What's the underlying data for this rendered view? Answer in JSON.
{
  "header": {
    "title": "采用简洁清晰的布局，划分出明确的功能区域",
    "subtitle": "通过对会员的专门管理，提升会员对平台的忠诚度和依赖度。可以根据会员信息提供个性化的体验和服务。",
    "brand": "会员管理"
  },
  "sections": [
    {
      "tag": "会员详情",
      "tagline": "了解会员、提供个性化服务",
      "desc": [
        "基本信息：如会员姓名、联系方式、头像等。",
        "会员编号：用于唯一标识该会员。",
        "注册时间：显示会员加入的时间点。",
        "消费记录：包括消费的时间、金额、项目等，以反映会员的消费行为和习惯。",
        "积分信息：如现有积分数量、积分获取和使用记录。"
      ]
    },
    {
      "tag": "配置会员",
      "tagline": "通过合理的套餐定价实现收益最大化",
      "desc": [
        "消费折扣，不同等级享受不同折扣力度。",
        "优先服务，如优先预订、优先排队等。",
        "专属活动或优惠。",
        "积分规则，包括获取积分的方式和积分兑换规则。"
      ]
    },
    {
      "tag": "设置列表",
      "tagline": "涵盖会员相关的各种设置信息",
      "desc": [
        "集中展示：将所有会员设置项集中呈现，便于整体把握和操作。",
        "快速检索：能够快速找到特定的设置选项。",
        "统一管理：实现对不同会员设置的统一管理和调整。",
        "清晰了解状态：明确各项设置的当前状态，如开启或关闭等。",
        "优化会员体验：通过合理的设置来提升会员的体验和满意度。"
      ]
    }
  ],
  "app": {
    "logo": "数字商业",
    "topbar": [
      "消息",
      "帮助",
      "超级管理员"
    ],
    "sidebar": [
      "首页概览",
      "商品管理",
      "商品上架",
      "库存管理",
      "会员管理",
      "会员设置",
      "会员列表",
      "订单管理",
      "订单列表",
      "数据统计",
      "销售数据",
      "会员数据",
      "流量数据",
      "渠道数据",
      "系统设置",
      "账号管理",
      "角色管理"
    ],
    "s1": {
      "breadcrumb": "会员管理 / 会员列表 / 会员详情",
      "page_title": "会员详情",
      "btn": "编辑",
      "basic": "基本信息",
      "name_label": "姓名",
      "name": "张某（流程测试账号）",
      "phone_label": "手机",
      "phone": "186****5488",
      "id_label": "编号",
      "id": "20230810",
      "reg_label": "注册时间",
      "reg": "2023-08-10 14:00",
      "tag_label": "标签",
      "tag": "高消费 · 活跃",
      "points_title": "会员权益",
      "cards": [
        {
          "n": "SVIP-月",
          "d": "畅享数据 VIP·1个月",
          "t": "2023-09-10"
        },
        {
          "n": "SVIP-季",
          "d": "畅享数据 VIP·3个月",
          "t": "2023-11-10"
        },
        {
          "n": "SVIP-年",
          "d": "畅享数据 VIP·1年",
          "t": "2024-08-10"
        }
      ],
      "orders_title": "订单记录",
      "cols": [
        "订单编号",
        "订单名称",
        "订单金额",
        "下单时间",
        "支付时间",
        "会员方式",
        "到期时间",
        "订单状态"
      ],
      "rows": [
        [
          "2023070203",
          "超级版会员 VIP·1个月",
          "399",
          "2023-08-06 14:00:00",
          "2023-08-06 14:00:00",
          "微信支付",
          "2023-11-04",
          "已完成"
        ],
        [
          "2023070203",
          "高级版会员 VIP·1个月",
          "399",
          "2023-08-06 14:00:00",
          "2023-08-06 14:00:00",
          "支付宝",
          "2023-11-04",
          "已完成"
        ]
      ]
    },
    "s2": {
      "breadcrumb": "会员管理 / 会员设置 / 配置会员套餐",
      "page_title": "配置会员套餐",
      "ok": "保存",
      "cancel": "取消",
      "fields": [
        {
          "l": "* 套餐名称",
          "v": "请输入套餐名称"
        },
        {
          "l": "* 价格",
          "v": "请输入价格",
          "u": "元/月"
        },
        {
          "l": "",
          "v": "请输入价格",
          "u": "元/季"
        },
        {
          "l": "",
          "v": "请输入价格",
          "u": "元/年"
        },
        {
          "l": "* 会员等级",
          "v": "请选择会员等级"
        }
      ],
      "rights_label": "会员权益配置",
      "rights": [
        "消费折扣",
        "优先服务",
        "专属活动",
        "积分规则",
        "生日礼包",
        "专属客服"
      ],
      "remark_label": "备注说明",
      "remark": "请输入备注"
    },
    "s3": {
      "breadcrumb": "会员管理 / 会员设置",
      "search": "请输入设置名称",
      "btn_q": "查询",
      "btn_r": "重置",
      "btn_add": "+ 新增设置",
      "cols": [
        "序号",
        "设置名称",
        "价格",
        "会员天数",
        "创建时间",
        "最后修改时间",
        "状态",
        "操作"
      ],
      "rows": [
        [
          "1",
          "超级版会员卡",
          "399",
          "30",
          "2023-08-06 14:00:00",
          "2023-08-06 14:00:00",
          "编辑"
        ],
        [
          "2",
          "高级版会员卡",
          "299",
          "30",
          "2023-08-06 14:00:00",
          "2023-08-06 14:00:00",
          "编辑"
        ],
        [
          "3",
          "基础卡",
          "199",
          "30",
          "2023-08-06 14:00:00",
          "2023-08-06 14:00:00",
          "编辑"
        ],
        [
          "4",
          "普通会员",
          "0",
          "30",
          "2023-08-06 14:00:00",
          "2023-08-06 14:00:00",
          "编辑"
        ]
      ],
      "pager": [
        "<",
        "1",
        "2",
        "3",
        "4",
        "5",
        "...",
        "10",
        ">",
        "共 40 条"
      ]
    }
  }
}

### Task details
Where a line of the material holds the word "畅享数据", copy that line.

### Expected answer
          "d": "畅享数据 VIP·1个月",
          "d": "畅享数据 VIP·3个月",
          "d": "畅享数据 VIP·1年",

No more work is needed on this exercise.